The issue has since been resolved, a Google spokeswoman said in an email, adding that there's no indication the attack ever affected more than one website. The company has said in the past that it works to block malware attacks from third-party ads distributed through its networks. The effort has become increasingly critical as Google and other advertising networks try to dissuade users from filtering out ads altogether with adblocking tools, which also aim to reduce ad-delivered malware and the web beacons used to track users across websites.
Researchers from Kaspersky have reported a 15.6% increase in the number of financial malware in the second quarter of 2016, compared to the previous quarter, as well as a continuing .

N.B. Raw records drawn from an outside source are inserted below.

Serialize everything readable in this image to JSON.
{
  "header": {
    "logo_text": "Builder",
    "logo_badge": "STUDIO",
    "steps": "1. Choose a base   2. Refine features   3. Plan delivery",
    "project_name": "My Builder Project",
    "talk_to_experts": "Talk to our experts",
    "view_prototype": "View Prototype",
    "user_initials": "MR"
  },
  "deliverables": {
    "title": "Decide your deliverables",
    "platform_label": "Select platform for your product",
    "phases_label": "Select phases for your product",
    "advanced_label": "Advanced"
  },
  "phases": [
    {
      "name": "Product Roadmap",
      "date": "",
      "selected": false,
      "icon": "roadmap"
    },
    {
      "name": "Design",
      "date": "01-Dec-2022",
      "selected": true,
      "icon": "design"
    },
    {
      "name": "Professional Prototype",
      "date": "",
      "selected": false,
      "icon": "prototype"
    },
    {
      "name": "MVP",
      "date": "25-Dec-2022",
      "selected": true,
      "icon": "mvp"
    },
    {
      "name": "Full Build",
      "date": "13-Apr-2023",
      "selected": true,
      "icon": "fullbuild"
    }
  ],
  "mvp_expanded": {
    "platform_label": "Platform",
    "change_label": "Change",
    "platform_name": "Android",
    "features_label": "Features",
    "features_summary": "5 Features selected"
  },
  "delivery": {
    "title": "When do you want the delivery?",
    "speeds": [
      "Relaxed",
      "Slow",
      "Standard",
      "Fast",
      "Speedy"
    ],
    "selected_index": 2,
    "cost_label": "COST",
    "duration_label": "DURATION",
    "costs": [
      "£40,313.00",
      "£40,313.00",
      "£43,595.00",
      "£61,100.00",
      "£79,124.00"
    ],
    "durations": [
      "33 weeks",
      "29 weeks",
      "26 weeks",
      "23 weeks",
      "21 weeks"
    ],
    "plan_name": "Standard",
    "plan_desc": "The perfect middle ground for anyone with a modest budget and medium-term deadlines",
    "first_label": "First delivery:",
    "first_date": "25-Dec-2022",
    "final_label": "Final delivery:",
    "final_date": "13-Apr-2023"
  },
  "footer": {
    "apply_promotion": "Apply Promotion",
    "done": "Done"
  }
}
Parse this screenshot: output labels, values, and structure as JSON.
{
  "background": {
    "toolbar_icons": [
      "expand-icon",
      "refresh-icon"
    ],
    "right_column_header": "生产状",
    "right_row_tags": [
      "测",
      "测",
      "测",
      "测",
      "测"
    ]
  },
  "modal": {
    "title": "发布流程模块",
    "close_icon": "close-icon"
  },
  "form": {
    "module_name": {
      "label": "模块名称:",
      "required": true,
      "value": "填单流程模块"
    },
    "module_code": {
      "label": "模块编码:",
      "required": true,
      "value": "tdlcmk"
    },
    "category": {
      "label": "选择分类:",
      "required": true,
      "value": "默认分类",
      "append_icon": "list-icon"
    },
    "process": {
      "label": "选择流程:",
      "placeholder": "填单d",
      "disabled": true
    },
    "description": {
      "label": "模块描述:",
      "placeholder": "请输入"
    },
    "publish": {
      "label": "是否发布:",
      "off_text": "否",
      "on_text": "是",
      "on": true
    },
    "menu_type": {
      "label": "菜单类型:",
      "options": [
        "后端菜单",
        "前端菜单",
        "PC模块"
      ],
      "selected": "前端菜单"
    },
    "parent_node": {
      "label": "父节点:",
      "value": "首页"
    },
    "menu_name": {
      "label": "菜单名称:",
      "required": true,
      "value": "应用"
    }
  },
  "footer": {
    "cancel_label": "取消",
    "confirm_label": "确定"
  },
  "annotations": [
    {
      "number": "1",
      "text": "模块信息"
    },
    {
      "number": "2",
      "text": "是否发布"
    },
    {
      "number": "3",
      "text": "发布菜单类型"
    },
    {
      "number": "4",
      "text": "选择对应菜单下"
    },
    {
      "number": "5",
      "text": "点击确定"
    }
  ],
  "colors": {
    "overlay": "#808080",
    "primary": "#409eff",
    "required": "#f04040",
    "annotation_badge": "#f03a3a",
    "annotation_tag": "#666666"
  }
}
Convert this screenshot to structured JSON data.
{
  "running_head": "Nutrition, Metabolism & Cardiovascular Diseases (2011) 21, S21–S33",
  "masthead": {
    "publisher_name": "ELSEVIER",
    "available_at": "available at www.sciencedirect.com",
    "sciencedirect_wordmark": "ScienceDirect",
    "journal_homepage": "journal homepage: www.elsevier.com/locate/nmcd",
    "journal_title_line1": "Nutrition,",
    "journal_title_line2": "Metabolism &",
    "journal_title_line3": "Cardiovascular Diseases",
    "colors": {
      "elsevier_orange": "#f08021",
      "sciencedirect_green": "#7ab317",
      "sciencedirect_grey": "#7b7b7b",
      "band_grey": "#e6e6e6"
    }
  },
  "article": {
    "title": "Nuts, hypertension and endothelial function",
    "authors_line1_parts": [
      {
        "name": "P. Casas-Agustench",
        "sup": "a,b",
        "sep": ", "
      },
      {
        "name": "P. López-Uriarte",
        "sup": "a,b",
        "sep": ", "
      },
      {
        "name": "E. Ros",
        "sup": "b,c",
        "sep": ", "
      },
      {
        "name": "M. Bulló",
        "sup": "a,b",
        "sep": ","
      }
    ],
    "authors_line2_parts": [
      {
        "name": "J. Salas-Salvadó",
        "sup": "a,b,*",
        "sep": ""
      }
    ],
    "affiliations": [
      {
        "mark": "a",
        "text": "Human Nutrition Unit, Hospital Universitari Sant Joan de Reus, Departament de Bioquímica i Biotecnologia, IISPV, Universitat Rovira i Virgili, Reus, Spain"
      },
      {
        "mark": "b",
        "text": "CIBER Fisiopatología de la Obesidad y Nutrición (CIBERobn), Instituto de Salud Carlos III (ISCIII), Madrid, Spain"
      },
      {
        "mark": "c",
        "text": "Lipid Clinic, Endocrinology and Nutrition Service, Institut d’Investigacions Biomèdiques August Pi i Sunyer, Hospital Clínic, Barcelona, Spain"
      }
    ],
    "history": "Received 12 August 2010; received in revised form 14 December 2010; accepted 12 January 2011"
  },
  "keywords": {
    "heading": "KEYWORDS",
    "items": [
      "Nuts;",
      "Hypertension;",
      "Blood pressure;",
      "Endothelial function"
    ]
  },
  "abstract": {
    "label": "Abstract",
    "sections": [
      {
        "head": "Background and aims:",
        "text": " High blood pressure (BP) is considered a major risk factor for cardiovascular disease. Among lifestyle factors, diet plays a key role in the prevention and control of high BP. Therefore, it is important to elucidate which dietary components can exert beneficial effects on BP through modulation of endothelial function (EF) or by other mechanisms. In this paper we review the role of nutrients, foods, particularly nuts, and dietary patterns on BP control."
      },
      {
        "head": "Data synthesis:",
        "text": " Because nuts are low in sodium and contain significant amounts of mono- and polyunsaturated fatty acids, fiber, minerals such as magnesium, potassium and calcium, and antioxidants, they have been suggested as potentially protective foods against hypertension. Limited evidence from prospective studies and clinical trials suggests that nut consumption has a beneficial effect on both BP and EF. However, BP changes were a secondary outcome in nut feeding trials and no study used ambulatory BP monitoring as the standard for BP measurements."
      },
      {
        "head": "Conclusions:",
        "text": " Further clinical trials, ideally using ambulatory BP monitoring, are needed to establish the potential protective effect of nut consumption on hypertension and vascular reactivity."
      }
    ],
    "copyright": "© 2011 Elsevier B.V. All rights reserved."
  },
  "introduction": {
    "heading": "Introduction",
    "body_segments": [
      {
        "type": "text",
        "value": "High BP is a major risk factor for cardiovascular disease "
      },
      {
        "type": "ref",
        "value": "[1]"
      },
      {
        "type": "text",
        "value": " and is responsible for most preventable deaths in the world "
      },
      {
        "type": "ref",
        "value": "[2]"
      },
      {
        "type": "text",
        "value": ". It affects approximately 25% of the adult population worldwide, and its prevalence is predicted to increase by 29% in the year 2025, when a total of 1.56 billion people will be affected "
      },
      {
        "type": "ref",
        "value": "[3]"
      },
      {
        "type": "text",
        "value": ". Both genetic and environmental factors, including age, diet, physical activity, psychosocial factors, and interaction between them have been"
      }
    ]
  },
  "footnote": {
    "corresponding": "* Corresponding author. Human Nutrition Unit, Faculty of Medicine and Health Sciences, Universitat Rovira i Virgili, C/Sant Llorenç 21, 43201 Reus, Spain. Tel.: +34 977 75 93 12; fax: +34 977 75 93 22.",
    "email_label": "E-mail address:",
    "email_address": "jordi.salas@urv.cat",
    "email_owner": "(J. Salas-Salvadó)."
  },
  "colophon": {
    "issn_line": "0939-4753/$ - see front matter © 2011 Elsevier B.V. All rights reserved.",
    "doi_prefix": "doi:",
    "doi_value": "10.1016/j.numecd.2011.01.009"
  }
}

The creators of such malware can charge would-be fraudsters thousands of dollars on underground hacking marketplaces for mobile malware tools that deploy such bogus login pages, often in conjunction with other features like the ability to intercept SMS messages, according to research by Limor Kessem, an executive security advisor at IBM Security.
Attackers then send phishing-style SMS messages to mobile users to encourage them to install apps containing the malware, sometimes even soliciting their phone numbers through pop-up messages on PCs in order to send a link to the malicious apps, she tells Fast Company.
"It’s usually some sort of social engineering that would get them to install this application," Kessem said, though users should also be concerned about the rise in ad-distributed malware, sometimes called malvertising.
"Due to the popularity of malvertising and the ability of cybercriminals to exploit ad networks even on very well known websites... this vector is increasingly potent," she said. "Security professionals often recommend disabling/blocking ads to reduce the risk of drive-by infections."
When a phishing link is sent via text, it might be a bogus notification about a package delivery that needs to be tracked through a specialized app, an invitation to participate in an app-based poll, or anything else attackers can think up, said Jimmy Su, director of threat research at security firm FireEye. And if the phishing messages are effective enough, the malware can more than pay for itself.
One malware maker recently raised prices from $5,000 to $15,000, not including monthly service fees, after adding new features, according to Kessem.
"The initial version of this from last November was distributed on a Russian hacking forum, and they were advertising a service where they would charge a certain amount of money per month to provide this command-and-control [server] where they would store the logins and the passwords, and also the customization of the application," said Su. "Then we can see that these kind of logins and passwords can be purchased on the black market, and that’s how the cycle of the economics works."
Generally, attackers have targeted phones running Google’s Android operating system, which has a larger user count than Apple’s iOS platform and makes it easier to install apps from outside the official marketplace—a practice often called sideloading.
"We’ve seen some malware on Google Play and on iTunes," said Domingo Guerra, cofounder and president of mobile security company Appthority. "However, for the most part, Apple and Google do a good part of removing it from the app stores."
So far, overlay malware has mostly targeted users in Europe and Russia, but there’s no reason to think it won’t become more prevalent in other markets, including the U.S., Su said.
"Both the localization and category of apps are going to expand," he said. "We already see localizations for particular countries and it will be customized for that particular language."
For the most part, experts say, the best ways to stay safe from mobile malware and phishing attacks are similar to techniques users are hopefully already using to keep their PCs safe from hackers. Those include keeping operating systems up to date as much as possible, removing unused apps that could house vulnerabilities, and being wary of any kinds of unsolicited links or downloads.
"The same rules of hygiene and security hygiene apply in the PC and the mobile device," said Kessem.
Users should be particularly wary of any invitations to install apps from outside of official app stores, said Guerra. "Every legitimate app is going to be on Google Play or on iTunes," he said.
The trouble is, users not accustomed to smartphone malware may be at risk for infection until it sinks in that mobile devices are ultimately just as much a target for attackers as laptop and desktop computers, he warns.
"I unfortunately think it’s going to get worse," he said. "As users, we’re not thinking of these as computers, so we kind of trust it more than we should."